Andrew Wendorff

Headshot of Andrew Wendorff


KU major: Aerospace Engineering; Class of 2011

Current occupation: PhD Candidate at Stanford University

Research Mentors: Dave Besson and Kenneth Ratzlaff

Q: Describe the undergraduate research/creative experience that you had while at KU:

A:  As an undergrad, I worked to develop an alternative power system for a high energy particle physics experiment, known as the Askaryan Radio Array, at the geographic South Pole. As part of the work, I created a combined power system consisting of wind, solar, and battery components that was deemed as the most likely candidate to fulfill the mission. Three wind turbines were chosen as potential wind power sources and, after modifications for extreme cold were made, they were installed at the South Pole in January 2011.


Q: What do you think was the most important thing you learned while doing undergraduate research?

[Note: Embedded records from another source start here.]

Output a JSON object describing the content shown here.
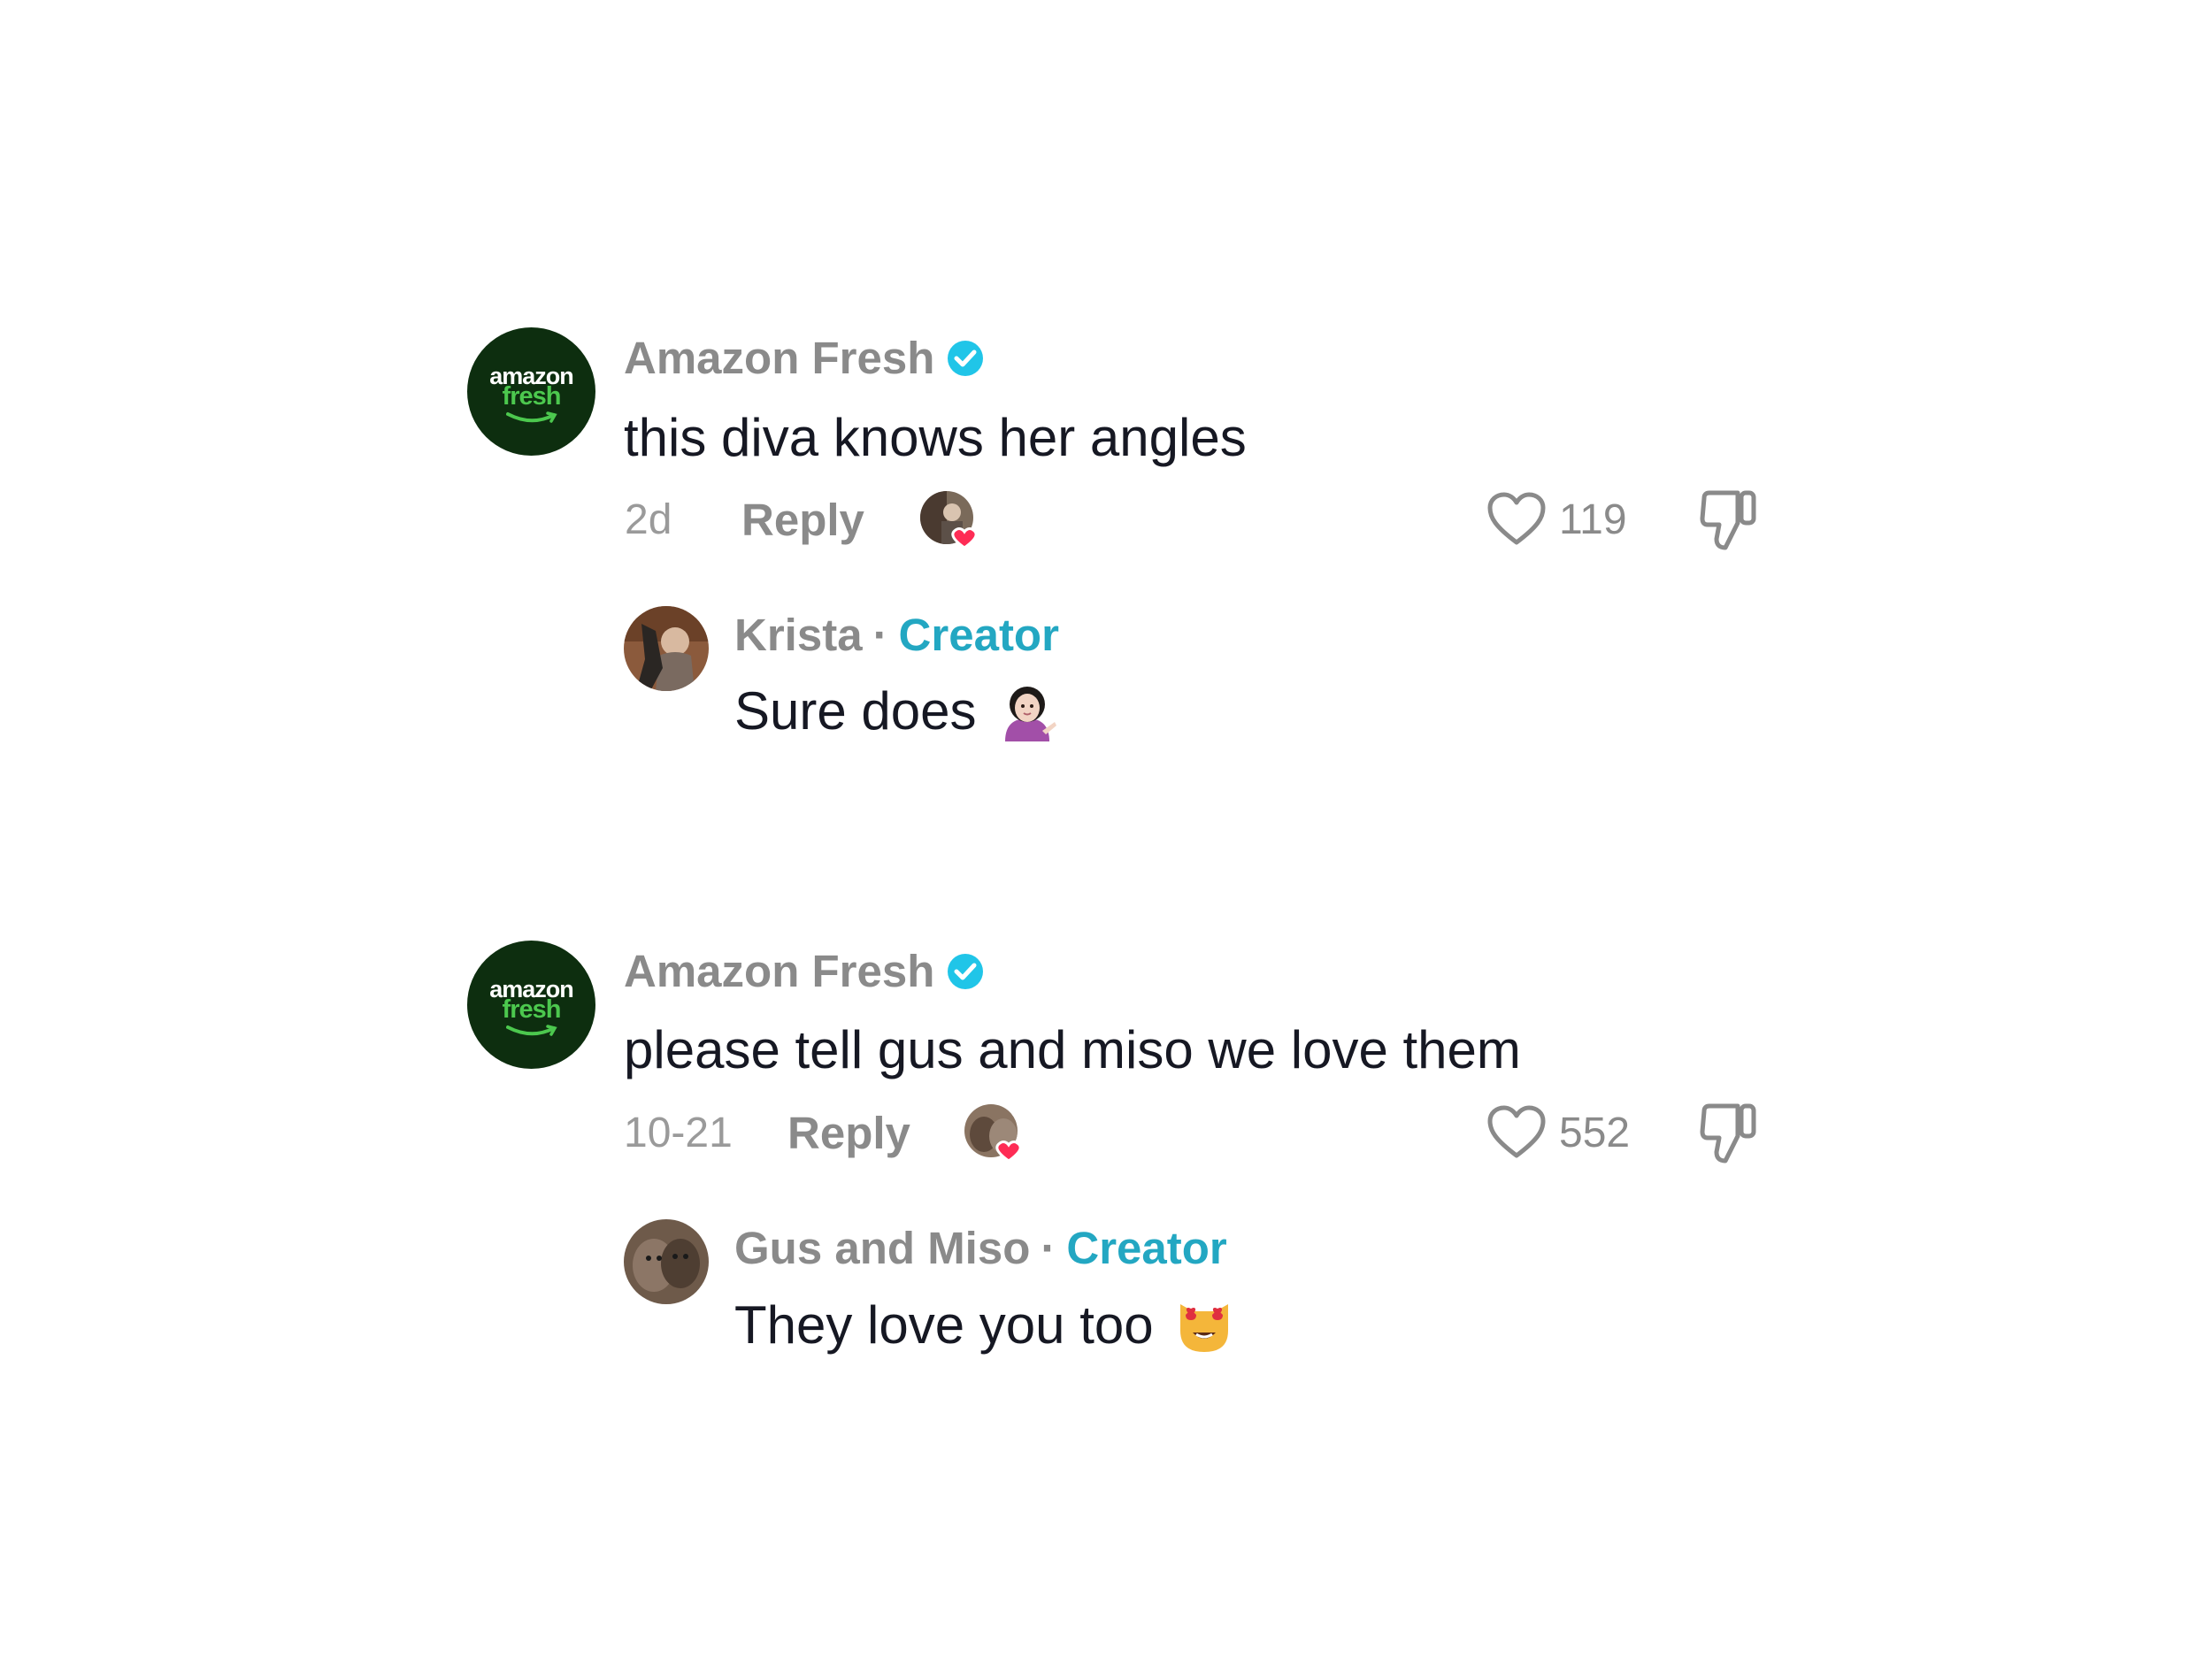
{
  "threads": [
    {
      "comment": {
        "avatar_text": [
          "amazon",
          "fresh"
        ],
        "author": "Amazon Fresh",
        "verified": true,
        "text": "this diva knows her angles",
        "time": "2d",
        "reply_label": "Reply",
        "likes": "119"
      },
      "reply": {
        "author": "Krista",
        "separator": "·",
        "badge": "Creator",
        "text": "Sure does",
        "emoji": "woman-tipping-hand-emoji"
      }
    },
    {
      "comment": {
        "avatar_text": [
          "amazon",
          "fresh"
        ],
        "author": "Amazon Fresh",
        "verified": true,
        "text": "please tell gus and miso we love them",
        "time": "10-21",
        "reply_label": "Reply",
        "likes": "552"
      },
      "reply": {
        "author": "Gus and Miso",
        "separator": "·",
        "badge": "Creator",
        "text": "They love you too",
        "emoji": "heart-eyes-cat-emoji"
      }
    }
  ],
  "colors": {
    "brand_avatar_bg": "#0d2e0f",
    "brand_green": "#4cc84e",
    "verified_blue": "#20c5e8",
    "creator_blue": "#23a7c2",
    "heart_red": "#fe2c55",
    "muted_text": "#8a8a8a"
  }
}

A: While working on a project over multiple years, I gained the insight into how the academic world approaches problems. Unlike problem sets that are due every week or projects that might take a couple of months at most, fundamental research takes a significant amount of time to first become up to date in the literature and what is state of the art and then additional months to years are spent trying many different potential solutions before one is actually found.


Q: What advice do you have for undergraduates who might be interested in doing research or creative scholarship?

A: I would say to find an area where the individual is interested and start cultivating a relationship with faculty in the discipline. Show enthusiasm for the subject, take initiative, and ask as many questions as possible.


Q: Do you use any of the skills or perspectives gained doing research in your current occupation? How so?

A: As a graduate student, the work I do now is not directly related to the subject I worked on as an undergraduate. The lessons of finding a project that is fun and interesting have helped me throughout my studies. Collaborating in a group of highly intelligent and motivated individuals pushed me to understand all the different aspects of my work so I could successfully outline the benefits and address potential weaknesses.


Q: Many undergraduate researchers are making decisions about what to do after they graduate from KU. Having been in those shoes, what do you know now that you wish you’d known then? Do you have any advice?

A: Use undergraduate research as a way to explore a potential field that you are interested in, especially if classes are not offered in that area or you want to delve further. Are you naturally curious and always asking questions? If so, graduate school and potentially a PhD would be a good path to follow. Also, take chances on an opportunity that is outside of your comfort zone in your career or in your personal life. When determining your career plan, whether that is applying for jobs or dealing with graduate school admissions, be honest and tell your actual feelings, not just want you think the individual wants to hear, because that person then has the opportunity to help you meet your goals. No matter what you do, be confident in your accomplishments and knowledge you've obtain, but also acknowledge what you do not know. If you find an area that you are not familiar with, but find fascinating, ask people how they got started in the field or for an introduction. It's okay to not know everything on the first day, whether it's in a job or in graduate school. Just be eager to learn and try your best.